*** Opening of RECORDS SUPPLIED ***

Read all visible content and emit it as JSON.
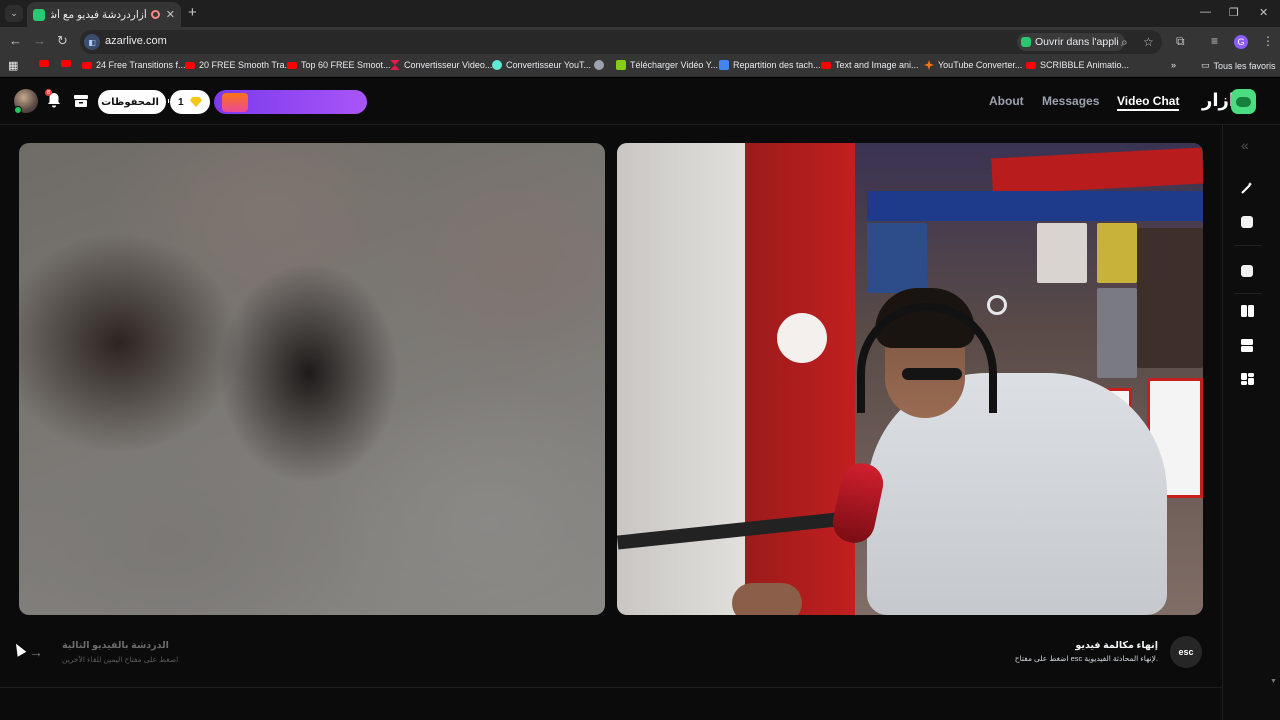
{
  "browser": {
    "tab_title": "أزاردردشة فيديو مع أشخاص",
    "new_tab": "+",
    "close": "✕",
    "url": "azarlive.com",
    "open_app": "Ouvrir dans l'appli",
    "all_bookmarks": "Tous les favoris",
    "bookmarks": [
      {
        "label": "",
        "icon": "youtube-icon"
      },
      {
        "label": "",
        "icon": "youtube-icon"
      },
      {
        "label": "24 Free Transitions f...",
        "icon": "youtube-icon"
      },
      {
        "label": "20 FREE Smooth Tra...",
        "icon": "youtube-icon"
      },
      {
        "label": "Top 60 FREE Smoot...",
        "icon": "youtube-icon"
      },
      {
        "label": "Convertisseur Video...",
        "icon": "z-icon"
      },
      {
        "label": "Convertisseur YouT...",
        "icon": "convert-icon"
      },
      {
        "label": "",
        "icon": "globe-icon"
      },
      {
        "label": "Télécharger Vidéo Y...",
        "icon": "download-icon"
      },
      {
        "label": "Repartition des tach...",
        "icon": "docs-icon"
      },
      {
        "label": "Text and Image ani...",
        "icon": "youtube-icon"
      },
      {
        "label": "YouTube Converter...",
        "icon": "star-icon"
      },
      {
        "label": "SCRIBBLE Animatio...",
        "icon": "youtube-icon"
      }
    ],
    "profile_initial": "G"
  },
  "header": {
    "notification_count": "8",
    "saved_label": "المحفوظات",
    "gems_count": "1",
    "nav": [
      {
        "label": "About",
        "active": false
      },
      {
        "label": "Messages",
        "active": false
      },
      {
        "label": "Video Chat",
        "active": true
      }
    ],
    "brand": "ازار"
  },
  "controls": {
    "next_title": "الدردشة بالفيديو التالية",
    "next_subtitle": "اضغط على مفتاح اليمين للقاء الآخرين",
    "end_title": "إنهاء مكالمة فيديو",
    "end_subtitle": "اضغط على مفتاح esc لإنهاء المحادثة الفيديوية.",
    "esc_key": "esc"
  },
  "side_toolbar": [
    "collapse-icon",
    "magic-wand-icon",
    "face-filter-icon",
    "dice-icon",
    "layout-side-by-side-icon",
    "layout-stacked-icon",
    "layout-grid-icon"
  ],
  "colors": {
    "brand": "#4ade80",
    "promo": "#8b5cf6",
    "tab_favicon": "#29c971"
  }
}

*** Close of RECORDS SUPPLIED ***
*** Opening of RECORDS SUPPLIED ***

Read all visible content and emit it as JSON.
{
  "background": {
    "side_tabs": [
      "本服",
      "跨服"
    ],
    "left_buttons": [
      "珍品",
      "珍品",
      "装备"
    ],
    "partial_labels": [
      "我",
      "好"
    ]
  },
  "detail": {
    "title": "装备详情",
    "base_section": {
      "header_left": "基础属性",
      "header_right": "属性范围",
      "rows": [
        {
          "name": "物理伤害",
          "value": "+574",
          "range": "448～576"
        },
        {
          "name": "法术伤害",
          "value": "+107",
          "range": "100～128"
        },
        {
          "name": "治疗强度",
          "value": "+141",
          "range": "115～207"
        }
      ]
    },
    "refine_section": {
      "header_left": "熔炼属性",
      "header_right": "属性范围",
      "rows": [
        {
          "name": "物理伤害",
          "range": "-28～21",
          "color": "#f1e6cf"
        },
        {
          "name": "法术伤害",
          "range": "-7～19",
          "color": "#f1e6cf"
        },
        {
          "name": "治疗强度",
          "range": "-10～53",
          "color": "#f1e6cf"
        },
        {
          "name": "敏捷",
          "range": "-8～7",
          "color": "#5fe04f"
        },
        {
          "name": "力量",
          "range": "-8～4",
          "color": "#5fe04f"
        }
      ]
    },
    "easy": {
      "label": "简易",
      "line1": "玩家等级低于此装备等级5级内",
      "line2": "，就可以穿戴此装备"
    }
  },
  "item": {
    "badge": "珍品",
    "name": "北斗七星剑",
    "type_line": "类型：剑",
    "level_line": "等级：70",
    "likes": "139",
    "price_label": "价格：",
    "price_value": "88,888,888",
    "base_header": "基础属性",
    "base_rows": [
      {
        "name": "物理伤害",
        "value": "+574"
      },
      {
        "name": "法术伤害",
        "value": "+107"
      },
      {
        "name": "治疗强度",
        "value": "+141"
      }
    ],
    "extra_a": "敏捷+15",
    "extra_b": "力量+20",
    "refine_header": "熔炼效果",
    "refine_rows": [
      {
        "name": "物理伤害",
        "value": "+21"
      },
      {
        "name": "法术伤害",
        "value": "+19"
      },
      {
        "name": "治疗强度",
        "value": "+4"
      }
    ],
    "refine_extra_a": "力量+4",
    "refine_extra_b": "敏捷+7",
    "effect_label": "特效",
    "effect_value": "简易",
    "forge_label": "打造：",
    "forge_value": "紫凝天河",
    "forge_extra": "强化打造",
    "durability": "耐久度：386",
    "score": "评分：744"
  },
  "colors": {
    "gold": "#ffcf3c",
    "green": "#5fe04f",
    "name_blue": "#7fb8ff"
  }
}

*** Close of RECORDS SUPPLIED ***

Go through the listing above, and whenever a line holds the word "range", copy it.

### TASK ANSWER
          "range": "448～576"
          "range": "100～128"
          "range": "115～207"
          "range": "-28～21",
          "range": "-7～19",
          "range": "-10～53",
          "range": "-8～7",
          "range": "-8～4",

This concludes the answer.